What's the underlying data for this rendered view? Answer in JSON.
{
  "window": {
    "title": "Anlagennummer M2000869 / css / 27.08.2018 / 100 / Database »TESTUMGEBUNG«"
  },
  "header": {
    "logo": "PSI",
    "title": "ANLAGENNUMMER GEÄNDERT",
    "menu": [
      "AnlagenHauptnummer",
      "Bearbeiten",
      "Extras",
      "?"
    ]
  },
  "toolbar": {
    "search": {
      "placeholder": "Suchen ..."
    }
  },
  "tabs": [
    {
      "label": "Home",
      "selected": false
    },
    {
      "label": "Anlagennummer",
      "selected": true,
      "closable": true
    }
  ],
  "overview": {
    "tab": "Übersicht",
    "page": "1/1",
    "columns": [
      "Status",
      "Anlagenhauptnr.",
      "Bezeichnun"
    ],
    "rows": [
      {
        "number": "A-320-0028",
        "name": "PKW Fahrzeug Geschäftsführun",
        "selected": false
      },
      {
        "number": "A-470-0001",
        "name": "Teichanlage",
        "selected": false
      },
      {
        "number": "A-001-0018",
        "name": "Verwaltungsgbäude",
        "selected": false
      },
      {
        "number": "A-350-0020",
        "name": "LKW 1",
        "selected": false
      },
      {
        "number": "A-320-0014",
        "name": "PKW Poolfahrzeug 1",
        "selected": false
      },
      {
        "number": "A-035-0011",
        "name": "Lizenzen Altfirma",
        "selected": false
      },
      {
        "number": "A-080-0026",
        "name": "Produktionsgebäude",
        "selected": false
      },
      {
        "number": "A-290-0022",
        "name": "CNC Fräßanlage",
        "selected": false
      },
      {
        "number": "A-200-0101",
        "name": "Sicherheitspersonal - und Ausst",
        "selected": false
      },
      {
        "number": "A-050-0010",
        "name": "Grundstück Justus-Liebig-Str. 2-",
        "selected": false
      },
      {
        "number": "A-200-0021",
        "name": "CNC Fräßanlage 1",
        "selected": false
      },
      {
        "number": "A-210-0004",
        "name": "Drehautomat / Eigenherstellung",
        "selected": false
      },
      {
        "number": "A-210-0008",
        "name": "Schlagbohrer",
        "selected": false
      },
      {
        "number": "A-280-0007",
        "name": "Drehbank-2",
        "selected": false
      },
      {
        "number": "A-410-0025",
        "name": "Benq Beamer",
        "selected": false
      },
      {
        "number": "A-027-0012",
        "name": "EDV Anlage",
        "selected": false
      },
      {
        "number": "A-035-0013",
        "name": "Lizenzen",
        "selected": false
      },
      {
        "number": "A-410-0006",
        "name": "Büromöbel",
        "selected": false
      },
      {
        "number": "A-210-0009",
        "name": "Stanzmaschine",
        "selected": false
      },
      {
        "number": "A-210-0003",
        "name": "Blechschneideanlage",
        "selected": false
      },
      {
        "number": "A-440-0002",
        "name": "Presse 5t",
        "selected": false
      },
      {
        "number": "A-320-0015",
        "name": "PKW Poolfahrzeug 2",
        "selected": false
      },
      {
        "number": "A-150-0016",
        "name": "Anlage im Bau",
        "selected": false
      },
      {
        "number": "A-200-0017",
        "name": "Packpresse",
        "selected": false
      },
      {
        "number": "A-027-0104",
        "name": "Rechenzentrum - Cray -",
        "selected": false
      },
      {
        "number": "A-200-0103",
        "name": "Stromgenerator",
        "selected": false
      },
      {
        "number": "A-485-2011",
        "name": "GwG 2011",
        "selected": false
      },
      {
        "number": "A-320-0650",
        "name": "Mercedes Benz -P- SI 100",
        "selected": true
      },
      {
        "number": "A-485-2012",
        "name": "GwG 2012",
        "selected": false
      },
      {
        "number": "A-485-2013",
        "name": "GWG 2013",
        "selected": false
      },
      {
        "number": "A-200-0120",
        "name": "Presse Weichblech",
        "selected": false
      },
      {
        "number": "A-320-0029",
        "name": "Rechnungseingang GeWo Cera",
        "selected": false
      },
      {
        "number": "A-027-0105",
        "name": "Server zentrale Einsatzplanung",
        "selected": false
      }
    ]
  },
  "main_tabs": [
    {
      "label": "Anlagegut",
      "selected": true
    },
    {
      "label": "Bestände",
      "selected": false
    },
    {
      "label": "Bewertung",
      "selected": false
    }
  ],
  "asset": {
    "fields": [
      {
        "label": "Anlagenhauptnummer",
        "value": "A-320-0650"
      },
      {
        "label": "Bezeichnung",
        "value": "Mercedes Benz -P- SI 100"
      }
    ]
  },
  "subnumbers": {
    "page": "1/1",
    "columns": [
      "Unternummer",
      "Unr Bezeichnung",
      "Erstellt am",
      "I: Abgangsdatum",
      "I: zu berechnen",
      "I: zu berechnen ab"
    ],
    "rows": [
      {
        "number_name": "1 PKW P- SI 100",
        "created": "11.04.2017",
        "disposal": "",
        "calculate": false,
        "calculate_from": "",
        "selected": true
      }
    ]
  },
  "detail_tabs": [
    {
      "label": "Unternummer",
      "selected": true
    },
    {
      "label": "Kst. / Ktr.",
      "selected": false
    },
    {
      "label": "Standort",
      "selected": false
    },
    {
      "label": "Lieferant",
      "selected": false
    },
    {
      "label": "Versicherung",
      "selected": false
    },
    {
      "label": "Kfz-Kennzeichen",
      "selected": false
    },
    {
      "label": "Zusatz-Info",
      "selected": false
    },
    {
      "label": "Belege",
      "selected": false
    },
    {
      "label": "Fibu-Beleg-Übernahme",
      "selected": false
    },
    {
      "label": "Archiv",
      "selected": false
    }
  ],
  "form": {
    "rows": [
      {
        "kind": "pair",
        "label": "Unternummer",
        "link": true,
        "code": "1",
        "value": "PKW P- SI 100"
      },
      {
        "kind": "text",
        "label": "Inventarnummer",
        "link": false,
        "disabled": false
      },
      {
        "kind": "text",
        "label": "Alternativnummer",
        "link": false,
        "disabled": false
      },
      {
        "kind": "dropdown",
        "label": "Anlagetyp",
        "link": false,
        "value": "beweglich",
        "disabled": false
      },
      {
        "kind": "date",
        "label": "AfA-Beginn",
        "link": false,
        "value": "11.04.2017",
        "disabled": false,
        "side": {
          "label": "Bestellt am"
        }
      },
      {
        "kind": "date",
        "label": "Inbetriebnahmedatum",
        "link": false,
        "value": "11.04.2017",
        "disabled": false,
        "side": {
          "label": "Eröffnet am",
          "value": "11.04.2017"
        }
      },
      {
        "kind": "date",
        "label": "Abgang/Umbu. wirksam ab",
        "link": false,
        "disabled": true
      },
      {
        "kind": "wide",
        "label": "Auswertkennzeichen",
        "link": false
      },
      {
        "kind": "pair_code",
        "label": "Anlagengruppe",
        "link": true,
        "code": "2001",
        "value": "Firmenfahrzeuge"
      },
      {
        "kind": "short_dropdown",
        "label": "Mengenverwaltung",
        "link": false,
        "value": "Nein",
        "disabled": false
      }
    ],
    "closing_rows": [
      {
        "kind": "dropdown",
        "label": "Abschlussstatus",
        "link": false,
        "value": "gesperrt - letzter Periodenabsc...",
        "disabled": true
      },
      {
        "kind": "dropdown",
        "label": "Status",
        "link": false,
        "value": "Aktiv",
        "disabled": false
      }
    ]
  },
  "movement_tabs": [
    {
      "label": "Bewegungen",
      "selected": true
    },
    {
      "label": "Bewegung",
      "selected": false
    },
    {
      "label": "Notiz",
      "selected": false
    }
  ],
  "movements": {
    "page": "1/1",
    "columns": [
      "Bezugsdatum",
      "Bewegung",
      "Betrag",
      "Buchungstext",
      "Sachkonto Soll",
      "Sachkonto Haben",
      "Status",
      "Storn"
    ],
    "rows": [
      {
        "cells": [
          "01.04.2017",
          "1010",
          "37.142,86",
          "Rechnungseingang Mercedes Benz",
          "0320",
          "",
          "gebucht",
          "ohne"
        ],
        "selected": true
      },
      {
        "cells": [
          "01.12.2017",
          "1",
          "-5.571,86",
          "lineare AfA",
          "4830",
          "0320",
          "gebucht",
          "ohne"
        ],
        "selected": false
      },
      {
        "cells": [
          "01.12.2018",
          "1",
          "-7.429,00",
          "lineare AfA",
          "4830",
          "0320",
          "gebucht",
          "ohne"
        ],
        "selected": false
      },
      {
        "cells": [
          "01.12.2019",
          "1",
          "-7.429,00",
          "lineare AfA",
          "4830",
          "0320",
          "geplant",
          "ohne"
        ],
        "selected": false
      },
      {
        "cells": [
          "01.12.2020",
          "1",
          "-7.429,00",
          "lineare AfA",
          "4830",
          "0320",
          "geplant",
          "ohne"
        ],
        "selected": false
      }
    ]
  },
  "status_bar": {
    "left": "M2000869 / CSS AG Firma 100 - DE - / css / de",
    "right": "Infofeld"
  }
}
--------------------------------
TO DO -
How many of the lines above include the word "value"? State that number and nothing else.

RESPONSE BELOW -
11